Now well established as one of the UK's leading travel operators for cycling holidays, Sportive Breaks specialise in small, expertly curated weekend trips to Europe's top sportives.
We rode with Sportive Breaks on the 2017 Etape du Tour and were impressed by the level of organisation: transfers, accommodation and extra requests were all handled efficiently making for a hassle-free weekend.
Sportive Breaks is run by passionate cyclists, and it shows: you're in safe hands with a team who have ridden each of the sportives they lead tours on multiple times and can offer valuable tips and assistance.
Trek Travel is at the luxury end of the cycling tour market and they will look after you very well, albeit at a price. You will be well fed, and they take you on warm up rides before the Etape. Their 2018 Etape package cost around $5,000. Trek mainly cater to well heeled American riders (nothing wrong with that!).
Velocamps are a dedicated cycle tours company that runs around 16 trips a year, including one for the Etape. Last year's race weekend package cost £559 per person (based on two people sharing a room, single supplement was £120) or £790 for a seven day package (£210 single room supplement). Prices included transfers to/from Geneva, accommodation in a comfortable hotel in Grand Bornard, breakfast, event transfers, ride briefings for pre-event practice, SIS sport nutrition and access to bike tools/pumps/stands.
Other official tour operators who work with ASO, the Etape organisers (and therefore have official places on the Etape available):
Thomson Bike Tours
French Cycling Holidays
And then there is Sports Tours International. STI are one of the offical partners of the Etape and they work closely with British Cycling too. They are one of the big beasts of cycle tour operators but not everyone is particularly enthusiastic about using them. For example, read this report from the 2011 Etape. If you search cycling forums you will find plenty of people who have grievances against STI and feel that they are a bit shambolic. They wouldn't be our first choice.

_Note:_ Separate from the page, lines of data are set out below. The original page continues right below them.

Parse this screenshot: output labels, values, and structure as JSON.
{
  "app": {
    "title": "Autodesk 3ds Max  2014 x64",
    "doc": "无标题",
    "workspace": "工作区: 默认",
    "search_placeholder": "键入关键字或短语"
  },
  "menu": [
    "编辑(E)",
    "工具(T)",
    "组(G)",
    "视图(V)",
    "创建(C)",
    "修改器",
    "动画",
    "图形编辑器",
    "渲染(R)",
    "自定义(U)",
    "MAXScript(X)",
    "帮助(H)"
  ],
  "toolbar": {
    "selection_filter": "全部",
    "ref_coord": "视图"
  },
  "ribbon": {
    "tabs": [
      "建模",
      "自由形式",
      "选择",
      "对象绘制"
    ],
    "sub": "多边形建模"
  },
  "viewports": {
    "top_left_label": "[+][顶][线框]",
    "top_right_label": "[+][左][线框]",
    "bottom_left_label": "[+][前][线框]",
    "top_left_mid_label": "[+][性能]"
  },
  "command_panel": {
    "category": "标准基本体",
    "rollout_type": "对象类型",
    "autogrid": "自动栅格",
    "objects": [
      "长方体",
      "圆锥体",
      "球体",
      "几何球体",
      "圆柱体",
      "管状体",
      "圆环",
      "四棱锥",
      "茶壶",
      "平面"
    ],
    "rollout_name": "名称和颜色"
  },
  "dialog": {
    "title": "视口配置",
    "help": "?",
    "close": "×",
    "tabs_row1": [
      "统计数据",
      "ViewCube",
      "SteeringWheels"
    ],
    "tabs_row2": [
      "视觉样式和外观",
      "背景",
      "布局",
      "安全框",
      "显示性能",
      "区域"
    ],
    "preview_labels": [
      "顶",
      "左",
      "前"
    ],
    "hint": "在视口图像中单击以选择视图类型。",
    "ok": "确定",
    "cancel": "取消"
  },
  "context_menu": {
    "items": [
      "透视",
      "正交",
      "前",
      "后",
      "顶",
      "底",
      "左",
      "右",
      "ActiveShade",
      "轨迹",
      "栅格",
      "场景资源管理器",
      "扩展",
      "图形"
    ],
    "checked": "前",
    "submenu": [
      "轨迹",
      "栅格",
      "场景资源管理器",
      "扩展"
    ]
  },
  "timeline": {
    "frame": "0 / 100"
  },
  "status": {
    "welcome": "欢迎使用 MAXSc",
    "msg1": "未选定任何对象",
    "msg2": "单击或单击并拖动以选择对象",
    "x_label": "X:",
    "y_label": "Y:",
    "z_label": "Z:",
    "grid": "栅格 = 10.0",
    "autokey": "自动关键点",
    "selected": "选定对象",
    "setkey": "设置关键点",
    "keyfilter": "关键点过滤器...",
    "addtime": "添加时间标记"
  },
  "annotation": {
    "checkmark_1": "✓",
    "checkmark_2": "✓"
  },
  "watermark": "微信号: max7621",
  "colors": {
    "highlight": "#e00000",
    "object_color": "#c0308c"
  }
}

If the Etape has sold out and you want an entry but don't want to use a tour operator then you could contact Get Kids Going. Get Kids Going is a charity that has places available on the Etape for people who are willing to raise money for them. They do not organise tours so you have to make your own arrangements.